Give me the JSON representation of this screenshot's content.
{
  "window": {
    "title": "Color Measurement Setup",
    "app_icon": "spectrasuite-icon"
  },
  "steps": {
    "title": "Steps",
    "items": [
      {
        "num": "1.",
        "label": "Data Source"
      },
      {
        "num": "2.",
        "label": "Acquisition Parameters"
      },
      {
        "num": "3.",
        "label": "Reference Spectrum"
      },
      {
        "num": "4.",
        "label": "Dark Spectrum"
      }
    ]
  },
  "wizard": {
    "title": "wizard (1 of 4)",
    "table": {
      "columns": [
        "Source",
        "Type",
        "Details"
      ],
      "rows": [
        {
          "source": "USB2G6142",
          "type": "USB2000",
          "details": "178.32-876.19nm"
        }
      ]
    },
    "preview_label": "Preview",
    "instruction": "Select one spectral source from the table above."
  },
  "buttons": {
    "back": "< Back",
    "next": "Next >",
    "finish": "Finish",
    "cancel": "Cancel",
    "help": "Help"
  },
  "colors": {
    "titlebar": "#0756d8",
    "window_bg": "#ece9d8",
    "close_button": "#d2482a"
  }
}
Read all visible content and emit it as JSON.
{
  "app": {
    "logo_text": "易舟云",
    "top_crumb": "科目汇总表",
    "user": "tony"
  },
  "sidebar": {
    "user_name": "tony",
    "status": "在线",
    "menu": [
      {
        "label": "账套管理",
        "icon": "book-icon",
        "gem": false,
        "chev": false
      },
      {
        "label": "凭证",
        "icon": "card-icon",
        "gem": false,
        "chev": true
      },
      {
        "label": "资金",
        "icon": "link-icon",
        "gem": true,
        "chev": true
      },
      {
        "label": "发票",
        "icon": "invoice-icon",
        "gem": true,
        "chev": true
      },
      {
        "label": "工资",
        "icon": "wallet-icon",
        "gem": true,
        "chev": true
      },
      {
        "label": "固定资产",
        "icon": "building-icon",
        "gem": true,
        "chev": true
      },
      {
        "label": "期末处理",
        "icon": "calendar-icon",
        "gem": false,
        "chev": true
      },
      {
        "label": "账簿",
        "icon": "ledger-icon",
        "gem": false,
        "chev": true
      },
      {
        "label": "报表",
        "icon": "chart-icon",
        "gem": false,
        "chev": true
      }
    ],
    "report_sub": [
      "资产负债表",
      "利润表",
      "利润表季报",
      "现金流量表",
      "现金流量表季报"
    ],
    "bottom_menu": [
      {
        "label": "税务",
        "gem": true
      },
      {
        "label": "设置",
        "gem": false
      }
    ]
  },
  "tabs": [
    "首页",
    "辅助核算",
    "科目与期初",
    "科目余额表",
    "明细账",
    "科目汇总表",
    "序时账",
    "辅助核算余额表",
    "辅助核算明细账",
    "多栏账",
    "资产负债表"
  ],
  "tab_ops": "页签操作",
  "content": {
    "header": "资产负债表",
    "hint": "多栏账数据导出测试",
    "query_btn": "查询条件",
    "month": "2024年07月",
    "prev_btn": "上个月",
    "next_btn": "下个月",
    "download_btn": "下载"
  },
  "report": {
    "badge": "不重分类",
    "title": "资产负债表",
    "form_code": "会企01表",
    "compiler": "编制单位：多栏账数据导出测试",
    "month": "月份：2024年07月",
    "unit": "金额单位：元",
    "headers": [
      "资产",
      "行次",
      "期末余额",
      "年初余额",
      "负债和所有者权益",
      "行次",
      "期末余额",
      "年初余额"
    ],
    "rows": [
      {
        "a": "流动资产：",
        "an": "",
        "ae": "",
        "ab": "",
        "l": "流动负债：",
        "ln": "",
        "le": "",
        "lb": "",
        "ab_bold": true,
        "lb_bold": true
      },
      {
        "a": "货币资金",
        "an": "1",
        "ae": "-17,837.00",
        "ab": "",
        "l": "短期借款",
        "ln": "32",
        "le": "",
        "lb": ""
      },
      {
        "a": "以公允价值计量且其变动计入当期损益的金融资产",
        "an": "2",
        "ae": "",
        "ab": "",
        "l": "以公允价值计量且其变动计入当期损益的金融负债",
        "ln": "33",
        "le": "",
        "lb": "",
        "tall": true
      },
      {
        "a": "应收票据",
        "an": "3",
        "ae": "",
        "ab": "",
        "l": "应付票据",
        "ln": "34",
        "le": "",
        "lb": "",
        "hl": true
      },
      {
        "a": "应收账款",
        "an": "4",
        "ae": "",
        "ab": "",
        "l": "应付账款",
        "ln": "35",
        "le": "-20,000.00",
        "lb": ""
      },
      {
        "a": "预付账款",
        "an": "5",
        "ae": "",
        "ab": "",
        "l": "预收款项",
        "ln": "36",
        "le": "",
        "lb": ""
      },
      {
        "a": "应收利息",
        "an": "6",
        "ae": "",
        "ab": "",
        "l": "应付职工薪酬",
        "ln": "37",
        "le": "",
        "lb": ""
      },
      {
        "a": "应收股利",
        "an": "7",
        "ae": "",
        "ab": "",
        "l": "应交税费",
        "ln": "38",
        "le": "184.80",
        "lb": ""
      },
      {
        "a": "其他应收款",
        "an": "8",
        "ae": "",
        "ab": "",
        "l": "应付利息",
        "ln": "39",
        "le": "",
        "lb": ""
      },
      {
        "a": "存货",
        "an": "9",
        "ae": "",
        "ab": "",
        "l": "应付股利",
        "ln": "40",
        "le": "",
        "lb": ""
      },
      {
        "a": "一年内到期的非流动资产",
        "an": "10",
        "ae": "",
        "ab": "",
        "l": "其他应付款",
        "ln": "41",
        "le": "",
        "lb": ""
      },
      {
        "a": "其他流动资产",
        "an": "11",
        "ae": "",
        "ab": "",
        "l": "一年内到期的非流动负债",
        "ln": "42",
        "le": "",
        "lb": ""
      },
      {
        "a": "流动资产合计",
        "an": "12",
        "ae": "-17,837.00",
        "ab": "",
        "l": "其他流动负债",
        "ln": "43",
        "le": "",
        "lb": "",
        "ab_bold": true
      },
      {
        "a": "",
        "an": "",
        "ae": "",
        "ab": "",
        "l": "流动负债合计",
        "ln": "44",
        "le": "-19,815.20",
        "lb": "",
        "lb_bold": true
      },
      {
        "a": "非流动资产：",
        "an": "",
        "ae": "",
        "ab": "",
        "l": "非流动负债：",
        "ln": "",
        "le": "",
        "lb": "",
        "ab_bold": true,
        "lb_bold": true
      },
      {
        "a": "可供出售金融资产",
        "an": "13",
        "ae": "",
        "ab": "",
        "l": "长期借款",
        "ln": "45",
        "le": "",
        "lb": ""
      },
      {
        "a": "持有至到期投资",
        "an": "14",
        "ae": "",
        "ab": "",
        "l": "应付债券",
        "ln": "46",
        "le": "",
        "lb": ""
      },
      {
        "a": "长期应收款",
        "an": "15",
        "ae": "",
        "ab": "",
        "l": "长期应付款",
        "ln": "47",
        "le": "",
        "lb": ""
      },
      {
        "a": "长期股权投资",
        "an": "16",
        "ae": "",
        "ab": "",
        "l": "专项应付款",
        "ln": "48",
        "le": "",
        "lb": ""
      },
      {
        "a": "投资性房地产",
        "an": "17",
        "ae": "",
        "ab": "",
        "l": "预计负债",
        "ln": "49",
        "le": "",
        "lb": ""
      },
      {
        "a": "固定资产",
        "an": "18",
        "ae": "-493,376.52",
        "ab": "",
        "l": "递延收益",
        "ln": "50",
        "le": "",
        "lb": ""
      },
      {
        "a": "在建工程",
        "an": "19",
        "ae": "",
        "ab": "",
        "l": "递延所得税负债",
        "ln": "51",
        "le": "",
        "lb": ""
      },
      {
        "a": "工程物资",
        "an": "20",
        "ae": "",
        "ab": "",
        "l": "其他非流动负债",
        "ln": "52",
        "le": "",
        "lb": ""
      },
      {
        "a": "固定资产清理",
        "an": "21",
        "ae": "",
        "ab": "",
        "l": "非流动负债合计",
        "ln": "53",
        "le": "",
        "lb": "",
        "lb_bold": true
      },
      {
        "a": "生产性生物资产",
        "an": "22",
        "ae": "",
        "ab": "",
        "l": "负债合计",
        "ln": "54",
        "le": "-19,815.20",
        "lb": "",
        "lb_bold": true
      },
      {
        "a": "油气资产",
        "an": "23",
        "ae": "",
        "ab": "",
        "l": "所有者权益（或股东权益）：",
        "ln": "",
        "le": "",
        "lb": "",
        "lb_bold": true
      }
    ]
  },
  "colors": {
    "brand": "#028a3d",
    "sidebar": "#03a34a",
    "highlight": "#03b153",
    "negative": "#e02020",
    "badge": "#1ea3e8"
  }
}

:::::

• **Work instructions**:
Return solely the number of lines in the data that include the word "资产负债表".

• **Your solution**:
4